* [Problem description] Pull every line containing "label" out of the material below.

Data to examine START

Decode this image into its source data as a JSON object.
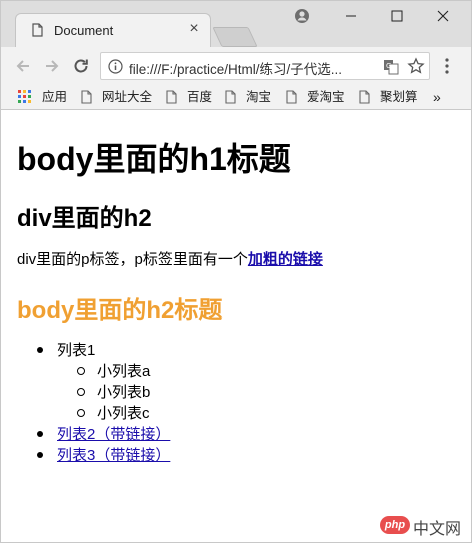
{
  "browser": {
    "tab": {
      "title": "Document",
      "close": "×"
    },
    "address": {
      "url": "file:///F:/practice/Html/练习/子代选..."
    },
    "bookmarks": [
      {
        "label": "应用",
        "icon": "apps-icon"
      },
      {
        "label": "网址大全",
        "icon": "page-icon"
      },
      {
        "label": "百度",
        "icon": "page-icon"
      },
      {
        "label": "淘宝",
        "icon": "page-icon"
      },
      {
        "label": "爱淘宝",
        "icon": "page-icon"
      },
      {
        "label": "聚划算",
        "icon": "page-icon"
      }
    ],
    "more_bookmarks": "»"
  },
  "page": {
    "h1": "body里面的h1标题",
    "h2_div": "div里面的h2",
    "paragraph_text": "div里面的p标签，p标签里面有一个",
    "paragraph_link": "加粗的链接",
    "h2_body": "body里面的h2标题",
    "list": {
      "item1": "列表1",
      "subitems": [
        "小列表a",
        "小列表b",
        "小列表c"
      ],
      "item2": "列表2（带链接）",
      "item3": "列表3（带链接）"
    }
  },
  "watermark": {
    "badge": "php",
    "text": "中文网"
  },
  "colors": {
    "h2_body": "#f0a032",
    "link": "#1a0dab"
  }
}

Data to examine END

* [Expected answer]
        "label": "应用",
        "label": "网址大全",
        "label": "百度",
        "label": "淘宝",
        "label": "爱淘宝",
        "label": "聚划算",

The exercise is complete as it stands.